*Task instructions:*
The response should contain only those lines of the entries below that include the string "abdulrehmna".

[[ Input material, beginning ]]

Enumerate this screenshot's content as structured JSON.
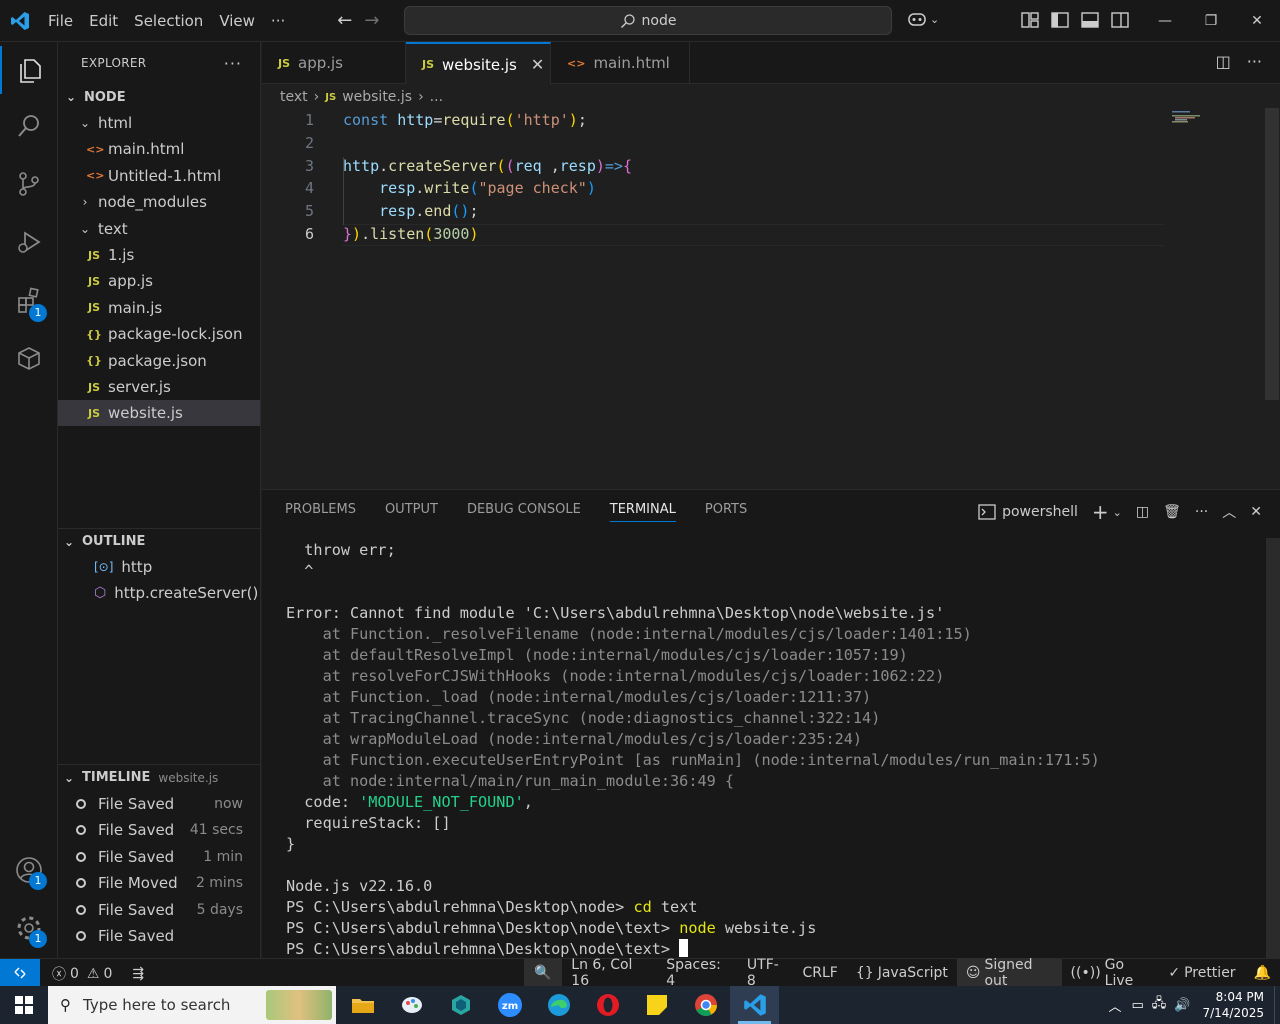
{
  "titlebar": {
    "menu": [
      "File",
      "Edit",
      "Selection",
      "View",
      "···"
    ],
    "search": "node"
  },
  "activity": {
    "extensions_badge": "1",
    "accounts_badge": "1",
    "manage_badge": "1"
  },
  "explorer": {
    "title": "EXPLORER",
    "root": "NODE",
    "tree": [
      {
        "label": "html",
        "kind": "folder-open",
        "depth": 1
      },
      {
        "label": "main.html",
        "kind": "html",
        "depth": 2
      },
      {
        "label": "Untitled-1.html",
        "kind": "html",
        "depth": 2
      },
      {
        "label": "node_modules",
        "kind": "folder-closed",
        "depth": 1
      },
      {
        "label": "text",
        "kind": "folder-open",
        "depth": 1
      },
      {
        "label": "1.js",
        "kind": "js",
        "depth": 2
      },
      {
        "label": "app.js",
        "kind": "js",
        "depth": 2
      },
      {
        "label": "main.js",
        "kind": "js",
        "depth": 2
      },
      {
        "label": "package-lock.json",
        "kind": "json",
        "depth": 2
      },
      {
        "label": "package.json",
        "kind": "json",
        "depth": 2
      },
      {
        "label": "server.js",
        "kind": "js",
        "depth": 2
      },
      {
        "label": "website.js",
        "kind": "js",
        "depth": 2,
        "selected": true
      }
    ]
  },
  "outline": {
    "title": "OUTLINE",
    "items": [
      "http",
      "http.createServer() ..."
    ]
  },
  "timeline": {
    "title": "TIMELINE",
    "file": "website.js",
    "items": [
      {
        "label": "File Saved",
        "when": "now"
      },
      {
        "label": "File Saved",
        "when": "41 secs"
      },
      {
        "label": "File Saved",
        "when": "1 min"
      },
      {
        "label": "File Moved",
        "when": "2 mins"
      },
      {
        "label": "File Saved",
        "when": "5 days"
      },
      {
        "label": "File Saved",
        "when": ""
      }
    ]
  },
  "tabs": [
    {
      "label": "app.js",
      "icon": "JS",
      "active": false
    },
    {
      "label": "website.js",
      "icon": "JS",
      "active": true
    },
    {
      "label": "main.html",
      "icon": "<>",
      "active": false
    }
  ],
  "breadcrumb": [
    "text",
    "website.js",
    "..."
  ],
  "editor": {
    "line_numbers": [
      "1",
      "2",
      "3",
      "4",
      "5",
      "6"
    ],
    "current_line": "6"
  },
  "panel": {
    "tabs": [
      "PROBLEMS",
      "OUTPUT",
      "DEBUG CONSOLE",
      "TERMINAL",
      "PORTS"
    ],
    "active_tab": "TERMINAL",
    "shell": "powershell",
    "terminal_lines": [
      "  throw err;",
      "  ^",
      "",
      "Error: Cannot find module 'C:\\Users\\abdulrehmna\\Desktop\\node\\website.js'",
      "    at Function._resolveFilename (node:internal/modules/cjs/loader:1401:15)",
      "    at defaultResolveImpl (node:internal/modules/cjs/loader:1057:19)",
      "    at resolveForCJSWithHooks (node:internal/modules/cjs/loader:1062:22)",
      "    at Function._load (node:internal/modules/cjs/loader:1211:37)",
      "    at TracingChannel.traceSync (node:diagnostics_channel:322:14)",
      "    at wrapModuleLoad (node:internal/modules/cjs/loader:235:24)",
      "    at Function.executeUserEntryPoint [as runMain] (node:internal/modules/run_main:171:5)",
      "    at node:internal/main/run_main_module:36:49 {",
      "  code: 'MODULE_NOT_FOUND',",
      "  requireStack: []",
      "}",
      "",
      "Node.js v22.16.0",
      "PS C:\\Users\\abdulrehmna\\Desktop\\node> cd text",
      "PS C:\\Users\\abdulrehmna\\Desktop\\node\\text> node website.js",
      "PS C:\\Users\\abdulrehmna\\Desktop\\node\\text> "
    ]
  },
  "statusbar": {
    "errors": "0",
    "warnings": "0",
    "position": "Ln 6, Col 16",
    "spaces": "Spaces: 4",
    "encoding": "UTF-8",
    "eol": "CRLF",
    "language": "JavaScript",
    "account": "Signed out",
    "golive": "Go Live",
    "prettier": "Prettier"
  },
  "taskbar": {
    "search_placeholder": "Type here to search",
    "time": "8:04 PM",
    "date": "7/14/2025"
  },
  "colors": {
    "accent": "#0078d4",
    "background": "#1f1f1f",
    "sidebar": "#181818"
  }
}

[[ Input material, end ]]

*Answer to this task:*
      "Error: Cannot find module 'C:\\Users\\abdulrehmna\\Desktop\\node\\website.js'",
      "PS C:\\Users\\abdulrehmna\\Desktop\\node> cd text",
      "PS C:\\Users\\abdulrehmna\\Desktop\\node\\text> node website.js",
      "PS C:\\Users\\abdulrehmna\\Desktop\\node\\text> "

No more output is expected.